The Council of Nicea



What was the Council of Nicea?

The newly-converted Emperor Constantine had hoped Christianity would be the uniting force of his empire. He was thus distressed to hear of the dispute over Arianism, which held that Christ was greater than man but inferior to God. In 325, Constantine called the Council of Nicea with full confidence that the bishops could work out their differences.

The gathering must have been a moving sight to behold. After centuries of persecution, Christian bishops from across the Empire journeyed to Nicea under state protection to discuss theological problems with the help of the Emperor. Official persecution had been so recent that many of the bishops still bore its scars; Constantine himself is said to have kissed the eyeless cheek of one attendee.

The Council of Nicea condemned the teachings of Arius and adopted a creed outlining correct belief about the Son's relationship to the Father. The council was the first to include bishops from several different regions, and is thus considered the first "ecumenical council" of the church.





Although many other local synods were held, seven important councils were attended by representatives of churches throughout the empire, and were therefore "ecumenical." All three main branches of Christianity - Roman Catholic, Eastern Orthodox, and Protestant - consider the decisions of these seven councils to be authoritative.

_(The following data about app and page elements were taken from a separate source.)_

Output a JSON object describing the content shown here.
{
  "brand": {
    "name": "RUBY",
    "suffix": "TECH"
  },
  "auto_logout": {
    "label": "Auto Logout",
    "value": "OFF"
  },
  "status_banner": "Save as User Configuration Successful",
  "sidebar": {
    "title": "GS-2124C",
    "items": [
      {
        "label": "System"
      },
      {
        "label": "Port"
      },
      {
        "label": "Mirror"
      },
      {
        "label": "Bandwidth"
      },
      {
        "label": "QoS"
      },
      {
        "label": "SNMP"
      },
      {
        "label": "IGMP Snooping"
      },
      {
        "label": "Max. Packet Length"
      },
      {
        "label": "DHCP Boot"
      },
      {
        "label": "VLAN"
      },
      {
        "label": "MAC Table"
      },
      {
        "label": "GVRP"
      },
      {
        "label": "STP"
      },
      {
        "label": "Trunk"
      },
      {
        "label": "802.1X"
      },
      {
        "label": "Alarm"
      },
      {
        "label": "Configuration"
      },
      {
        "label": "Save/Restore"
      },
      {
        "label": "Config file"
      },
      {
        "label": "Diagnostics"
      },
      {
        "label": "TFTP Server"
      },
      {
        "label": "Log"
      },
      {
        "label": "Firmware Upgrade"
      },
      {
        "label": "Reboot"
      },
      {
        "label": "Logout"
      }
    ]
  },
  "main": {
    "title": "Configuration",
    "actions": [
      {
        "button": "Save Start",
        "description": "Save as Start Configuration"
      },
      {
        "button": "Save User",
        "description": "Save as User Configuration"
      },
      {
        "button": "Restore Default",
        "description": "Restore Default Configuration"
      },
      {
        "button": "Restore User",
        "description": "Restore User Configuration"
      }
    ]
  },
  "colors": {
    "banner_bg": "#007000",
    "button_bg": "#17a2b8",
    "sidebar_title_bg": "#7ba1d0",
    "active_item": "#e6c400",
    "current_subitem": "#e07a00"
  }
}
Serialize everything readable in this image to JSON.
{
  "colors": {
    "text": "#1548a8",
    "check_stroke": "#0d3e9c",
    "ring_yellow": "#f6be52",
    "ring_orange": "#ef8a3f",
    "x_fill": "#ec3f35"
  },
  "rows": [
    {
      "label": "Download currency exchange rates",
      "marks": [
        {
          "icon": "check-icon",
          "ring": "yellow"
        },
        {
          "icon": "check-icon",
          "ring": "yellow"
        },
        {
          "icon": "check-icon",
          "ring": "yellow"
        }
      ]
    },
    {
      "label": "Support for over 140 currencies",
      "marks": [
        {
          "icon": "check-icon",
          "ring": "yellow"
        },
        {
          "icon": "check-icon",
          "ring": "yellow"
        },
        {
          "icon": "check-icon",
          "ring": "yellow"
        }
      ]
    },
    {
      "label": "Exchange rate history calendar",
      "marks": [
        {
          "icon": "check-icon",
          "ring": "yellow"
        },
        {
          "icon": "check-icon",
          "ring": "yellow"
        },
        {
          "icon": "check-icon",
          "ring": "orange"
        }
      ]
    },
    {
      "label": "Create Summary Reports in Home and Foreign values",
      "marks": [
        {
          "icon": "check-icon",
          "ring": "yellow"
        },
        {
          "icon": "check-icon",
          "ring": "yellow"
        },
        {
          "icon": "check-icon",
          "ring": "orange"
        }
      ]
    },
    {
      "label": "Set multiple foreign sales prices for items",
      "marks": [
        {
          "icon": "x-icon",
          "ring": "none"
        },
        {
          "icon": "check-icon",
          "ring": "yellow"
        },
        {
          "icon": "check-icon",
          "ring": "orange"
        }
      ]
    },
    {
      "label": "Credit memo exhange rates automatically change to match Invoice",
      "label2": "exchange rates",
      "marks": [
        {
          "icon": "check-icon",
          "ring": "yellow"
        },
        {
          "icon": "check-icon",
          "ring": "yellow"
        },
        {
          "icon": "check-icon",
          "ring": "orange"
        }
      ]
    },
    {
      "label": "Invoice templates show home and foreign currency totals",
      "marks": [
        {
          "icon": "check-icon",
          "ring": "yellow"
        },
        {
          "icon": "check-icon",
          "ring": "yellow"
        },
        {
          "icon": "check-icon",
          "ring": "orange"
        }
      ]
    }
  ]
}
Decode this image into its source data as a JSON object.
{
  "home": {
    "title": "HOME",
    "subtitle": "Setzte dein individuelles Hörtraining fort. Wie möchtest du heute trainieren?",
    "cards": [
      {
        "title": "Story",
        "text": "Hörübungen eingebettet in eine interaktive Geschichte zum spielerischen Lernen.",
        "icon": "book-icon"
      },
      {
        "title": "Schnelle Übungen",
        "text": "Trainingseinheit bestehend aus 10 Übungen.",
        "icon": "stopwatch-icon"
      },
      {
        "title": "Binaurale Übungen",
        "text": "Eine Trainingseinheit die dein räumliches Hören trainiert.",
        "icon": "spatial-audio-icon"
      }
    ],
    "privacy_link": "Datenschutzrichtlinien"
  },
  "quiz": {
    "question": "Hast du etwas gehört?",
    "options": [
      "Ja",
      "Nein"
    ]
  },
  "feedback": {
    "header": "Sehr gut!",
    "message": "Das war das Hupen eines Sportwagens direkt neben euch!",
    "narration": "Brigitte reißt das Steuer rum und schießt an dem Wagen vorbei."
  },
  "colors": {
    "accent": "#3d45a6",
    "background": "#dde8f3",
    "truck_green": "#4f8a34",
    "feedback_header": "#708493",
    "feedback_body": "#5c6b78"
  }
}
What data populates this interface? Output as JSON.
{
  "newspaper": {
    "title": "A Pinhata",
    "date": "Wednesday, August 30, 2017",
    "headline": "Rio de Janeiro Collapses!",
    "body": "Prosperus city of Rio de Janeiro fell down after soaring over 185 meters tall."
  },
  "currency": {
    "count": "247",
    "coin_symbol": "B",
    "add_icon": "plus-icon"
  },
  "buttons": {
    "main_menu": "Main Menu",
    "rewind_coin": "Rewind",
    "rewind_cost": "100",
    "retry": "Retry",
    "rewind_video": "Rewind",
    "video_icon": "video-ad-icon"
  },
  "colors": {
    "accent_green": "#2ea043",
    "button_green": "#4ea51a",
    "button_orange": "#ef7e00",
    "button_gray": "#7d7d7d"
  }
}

Roman Catholics recognize several more.



References

  1. "Christianity." Encyclopædia Britannica (Encyclopædia Britannica Premium Service, 2004).
  2. Justo Gonzalez, A History of Christian Thought, Vol 1.
  3. Kenneth Scott Latourette, A History of Christianity, Vol 1.